Filter the entries, keeping every line with the word "name".

++++ DATA SUPPLIED ++++

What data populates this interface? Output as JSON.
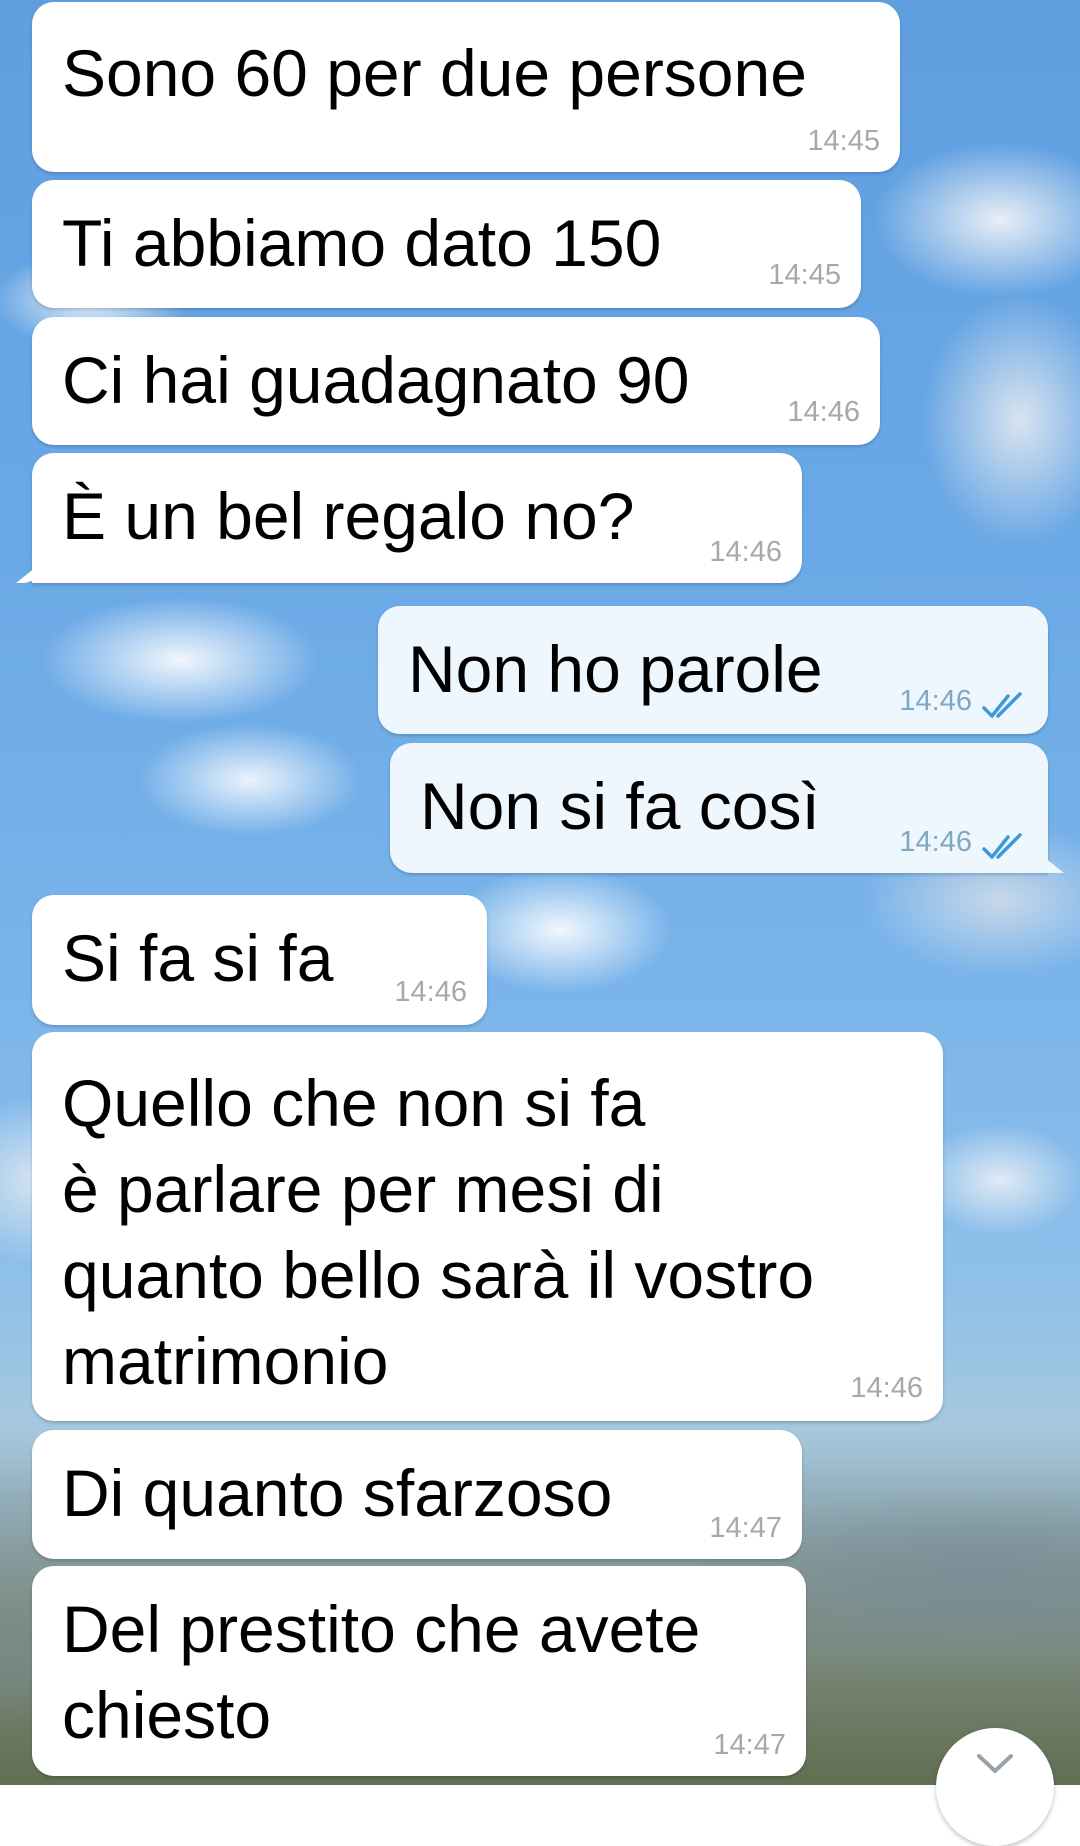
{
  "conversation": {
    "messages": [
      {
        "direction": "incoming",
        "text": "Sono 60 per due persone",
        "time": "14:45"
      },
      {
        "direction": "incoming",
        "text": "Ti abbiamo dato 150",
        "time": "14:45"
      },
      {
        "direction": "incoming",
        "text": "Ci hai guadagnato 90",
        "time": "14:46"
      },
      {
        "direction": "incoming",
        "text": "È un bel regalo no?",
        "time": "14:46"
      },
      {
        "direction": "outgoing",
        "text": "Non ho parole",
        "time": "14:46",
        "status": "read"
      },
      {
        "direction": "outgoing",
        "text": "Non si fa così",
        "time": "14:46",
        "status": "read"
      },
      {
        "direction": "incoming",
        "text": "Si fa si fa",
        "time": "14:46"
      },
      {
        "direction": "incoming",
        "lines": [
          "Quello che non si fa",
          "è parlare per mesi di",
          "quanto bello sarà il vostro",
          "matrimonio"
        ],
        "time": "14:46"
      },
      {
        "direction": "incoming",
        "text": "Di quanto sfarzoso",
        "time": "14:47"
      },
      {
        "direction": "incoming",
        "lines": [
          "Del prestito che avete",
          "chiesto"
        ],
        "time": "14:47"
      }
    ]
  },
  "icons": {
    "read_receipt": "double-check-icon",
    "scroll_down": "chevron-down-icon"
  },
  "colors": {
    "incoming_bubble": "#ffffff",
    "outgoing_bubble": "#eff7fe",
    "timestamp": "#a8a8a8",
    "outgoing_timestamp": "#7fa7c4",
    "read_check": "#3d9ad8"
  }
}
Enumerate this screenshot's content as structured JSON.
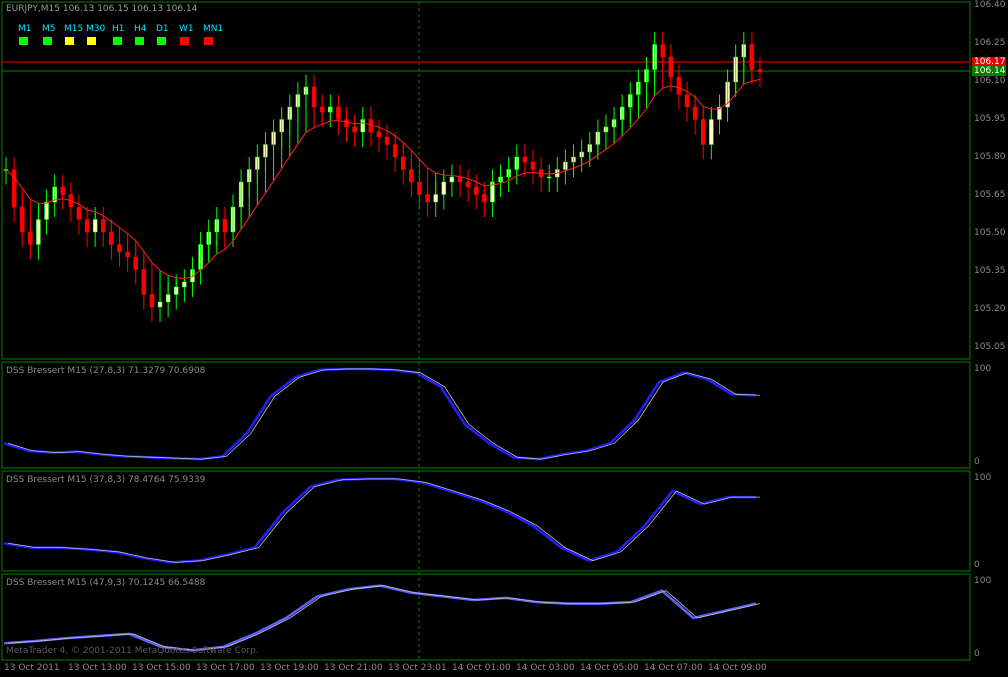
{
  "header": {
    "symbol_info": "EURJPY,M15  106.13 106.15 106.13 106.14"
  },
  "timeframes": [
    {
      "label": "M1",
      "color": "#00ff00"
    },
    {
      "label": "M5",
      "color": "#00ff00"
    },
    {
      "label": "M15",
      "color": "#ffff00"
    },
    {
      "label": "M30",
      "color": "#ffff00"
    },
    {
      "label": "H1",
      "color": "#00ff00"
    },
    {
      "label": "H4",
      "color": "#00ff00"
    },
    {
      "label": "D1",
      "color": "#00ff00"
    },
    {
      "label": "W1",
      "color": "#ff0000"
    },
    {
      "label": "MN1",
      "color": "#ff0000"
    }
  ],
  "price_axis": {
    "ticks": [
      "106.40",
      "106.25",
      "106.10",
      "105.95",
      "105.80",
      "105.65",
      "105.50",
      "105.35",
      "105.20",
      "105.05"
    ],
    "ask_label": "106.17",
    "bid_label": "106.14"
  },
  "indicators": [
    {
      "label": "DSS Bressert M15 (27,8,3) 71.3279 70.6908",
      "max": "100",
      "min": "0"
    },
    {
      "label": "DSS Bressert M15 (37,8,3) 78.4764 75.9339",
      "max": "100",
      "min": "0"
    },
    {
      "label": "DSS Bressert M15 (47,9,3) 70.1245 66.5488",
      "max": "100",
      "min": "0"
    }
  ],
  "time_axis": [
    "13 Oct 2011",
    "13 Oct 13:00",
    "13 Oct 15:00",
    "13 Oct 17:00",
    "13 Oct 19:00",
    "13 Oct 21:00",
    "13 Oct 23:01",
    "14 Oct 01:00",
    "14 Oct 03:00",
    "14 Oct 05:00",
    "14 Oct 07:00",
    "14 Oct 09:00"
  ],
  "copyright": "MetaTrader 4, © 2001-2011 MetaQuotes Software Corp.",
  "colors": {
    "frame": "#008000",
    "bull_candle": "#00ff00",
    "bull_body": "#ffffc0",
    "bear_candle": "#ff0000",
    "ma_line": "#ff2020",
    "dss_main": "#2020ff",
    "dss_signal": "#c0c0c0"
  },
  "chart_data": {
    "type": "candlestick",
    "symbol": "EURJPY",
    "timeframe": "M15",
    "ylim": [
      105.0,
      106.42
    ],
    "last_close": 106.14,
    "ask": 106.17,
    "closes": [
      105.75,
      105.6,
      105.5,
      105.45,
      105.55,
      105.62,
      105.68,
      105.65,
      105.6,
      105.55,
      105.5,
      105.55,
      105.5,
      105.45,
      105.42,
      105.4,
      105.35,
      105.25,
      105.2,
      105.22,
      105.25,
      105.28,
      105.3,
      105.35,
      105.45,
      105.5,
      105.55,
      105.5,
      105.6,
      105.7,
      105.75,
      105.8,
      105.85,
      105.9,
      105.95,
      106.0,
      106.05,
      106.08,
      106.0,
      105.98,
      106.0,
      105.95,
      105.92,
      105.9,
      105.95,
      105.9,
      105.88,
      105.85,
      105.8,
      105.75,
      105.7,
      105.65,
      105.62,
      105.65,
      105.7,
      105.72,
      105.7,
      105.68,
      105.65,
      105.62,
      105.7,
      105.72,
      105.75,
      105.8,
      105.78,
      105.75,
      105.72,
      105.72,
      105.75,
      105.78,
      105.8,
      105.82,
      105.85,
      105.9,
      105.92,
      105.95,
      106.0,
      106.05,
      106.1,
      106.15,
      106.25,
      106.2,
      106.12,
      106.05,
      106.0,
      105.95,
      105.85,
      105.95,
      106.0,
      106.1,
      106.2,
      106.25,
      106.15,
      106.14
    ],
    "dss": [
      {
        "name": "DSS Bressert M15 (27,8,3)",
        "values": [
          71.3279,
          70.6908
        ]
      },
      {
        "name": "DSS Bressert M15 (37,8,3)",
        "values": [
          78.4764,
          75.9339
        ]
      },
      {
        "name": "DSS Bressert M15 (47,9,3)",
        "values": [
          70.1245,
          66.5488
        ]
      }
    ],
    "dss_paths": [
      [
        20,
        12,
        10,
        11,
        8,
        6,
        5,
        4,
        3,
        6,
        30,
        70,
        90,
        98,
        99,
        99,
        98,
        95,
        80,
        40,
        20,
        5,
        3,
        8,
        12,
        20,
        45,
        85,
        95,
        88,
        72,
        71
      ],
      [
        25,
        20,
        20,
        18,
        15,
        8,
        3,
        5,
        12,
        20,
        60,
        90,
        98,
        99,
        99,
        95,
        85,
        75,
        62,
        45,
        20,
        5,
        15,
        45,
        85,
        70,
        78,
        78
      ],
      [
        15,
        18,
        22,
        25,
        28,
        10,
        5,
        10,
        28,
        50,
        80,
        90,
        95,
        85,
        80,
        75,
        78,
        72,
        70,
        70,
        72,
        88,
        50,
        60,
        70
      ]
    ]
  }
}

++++

ANSWER TO THE PROBLEM
        "name": "DSS Bressert M15 (27,8,3)",
        "name": "DSS Bressert M15 (37,8,3)",
        "name": "DSS Bressert M15 (47,9,3)",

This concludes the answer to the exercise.